- _About this exercise_: Your task is to write out all of the records once more, exactly.

------ Input records

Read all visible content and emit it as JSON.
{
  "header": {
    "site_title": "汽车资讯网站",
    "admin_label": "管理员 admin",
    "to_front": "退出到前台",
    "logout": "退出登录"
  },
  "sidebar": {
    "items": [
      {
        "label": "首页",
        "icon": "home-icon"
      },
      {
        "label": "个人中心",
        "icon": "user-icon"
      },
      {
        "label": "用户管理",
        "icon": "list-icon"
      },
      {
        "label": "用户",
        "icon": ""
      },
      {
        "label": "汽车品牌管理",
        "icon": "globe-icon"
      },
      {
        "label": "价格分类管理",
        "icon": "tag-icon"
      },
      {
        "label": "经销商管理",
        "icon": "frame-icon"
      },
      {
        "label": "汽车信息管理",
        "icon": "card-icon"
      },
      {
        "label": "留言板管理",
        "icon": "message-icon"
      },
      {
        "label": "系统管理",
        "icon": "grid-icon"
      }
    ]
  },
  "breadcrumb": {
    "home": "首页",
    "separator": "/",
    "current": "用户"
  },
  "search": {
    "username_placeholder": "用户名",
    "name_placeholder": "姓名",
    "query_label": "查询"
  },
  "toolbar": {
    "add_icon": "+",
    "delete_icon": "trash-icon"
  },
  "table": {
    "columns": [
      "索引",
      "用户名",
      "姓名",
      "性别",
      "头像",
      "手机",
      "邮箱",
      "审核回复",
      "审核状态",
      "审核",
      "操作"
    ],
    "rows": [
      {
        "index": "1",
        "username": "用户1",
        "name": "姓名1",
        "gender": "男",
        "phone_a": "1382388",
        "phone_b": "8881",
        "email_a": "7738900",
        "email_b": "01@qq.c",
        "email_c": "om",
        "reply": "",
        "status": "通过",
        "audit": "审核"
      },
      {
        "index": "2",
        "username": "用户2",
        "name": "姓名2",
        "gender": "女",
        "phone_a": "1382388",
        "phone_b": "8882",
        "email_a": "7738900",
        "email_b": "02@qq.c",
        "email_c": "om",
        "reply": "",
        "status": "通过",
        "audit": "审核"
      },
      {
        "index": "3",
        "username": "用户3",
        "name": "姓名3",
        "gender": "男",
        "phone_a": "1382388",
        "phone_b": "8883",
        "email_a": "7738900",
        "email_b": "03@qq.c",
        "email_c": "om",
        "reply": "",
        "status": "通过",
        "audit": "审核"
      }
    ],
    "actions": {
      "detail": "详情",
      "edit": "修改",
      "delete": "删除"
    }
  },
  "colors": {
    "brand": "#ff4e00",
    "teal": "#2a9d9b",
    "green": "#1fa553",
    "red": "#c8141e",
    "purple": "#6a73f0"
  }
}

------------

- _Task result_:
Read all visible content and emit it as JSON.
{
  "header": {
    "site_title": "汽车资讯网站",
    "admin_label": "管理员 admin",
    "to_front": "退出到前台",
    "logout": "退出登录"
  },
  "sidebar": {
    "items": [
      {
        "label": "首页",
        "icon": "home-icon"
      },
      {
        "label": "个人中心",
        "icon": "user-icon"
      },
      {
        "label": "用户管理",
        "icon": "list-icon"
      },
      {
        "label": "用户",
        "icon": ""
      },
      {
        "label": "汽车品牌管理",
        "icon": "globe-icon"
      },
      {
        "label": "价格分类管理",
        "icon": "tag-icon"
      },
      {
        "label": "经销商管理",
        "icon": "frame-icon"
      },
      {
        "label": "汽车信息管理",
        "icon": "card-icon"
      },
      {
        "label": "留言板管理",
        "icon": "message-icon"
      },
      {
        "label": "系统管理",
        "icon": "grid-icon"
      }
    ]
  },
  "breadcrumb": {
    "home": "首页",
    "separator": "/",
    "current": "用户"
  },
  "search": {
    "username_placeholder": "用户名",
    "name_placeholder": "姓名",
    "query_label": "查询"
  },
  "toolbar": {
    "add_icon": "+",
    "delete_icon": "trash-icon"
  },
  "table": {
    "columns": [
      "索引",
      "用户名",
      "姓名",
      "性别",
      "头像",
      "手机",
      "邮箱",
      "审核回复",
      "审核状态",
      "审核",
      "操作"
    ],
    "rows": [
      {
        "index": "1",
        "username": "用户1",
        "name": "姓名1",
        "gender": "男",
        "phone_a": "1382388",
        "phone_b": "8881",
        "email_a": "7738900",
        "email_b": "01@qq.c",
        "email_c": "om",
        "reply": "",
        "status": "通过",
        "audit": "审核"
      },
      {
        "index": "2",
        "username": "用户2",
        "name": "姓名2",
        "gender": "女",
        "phone_a": "1382388",
        "phone_b": "8882",
        "email_a": "7738900",
        "email_b": "02@qq.c",
        "email_c": "om",
        "reply": "",
        "status": "通过",
        "audit": "审核"
      },
      {
        "index": "3",
        "username": "用户3",
        "name": "姓名3",
        "gender": "男",
        "phone_a": "1382388",
        "phone_b": "8883",
        "email_a": "7738900",
        "email_b": "03@qq.c",
        "email_c": "om",
        "reply": "",
        "status": "通过",
        "audit": "审核"
      }
    ],
    "actions": {
      "detail": "详情",
      "edit": "修改",
      "delete": "删除"
    }
  },
  "colors": {
    "brand": "#ff4e00",
    "teal": "#2a9d9b",
    "green": "#1fa553",
    "red": "#c8141e",
    "purple": "#6a73f0"
  }
}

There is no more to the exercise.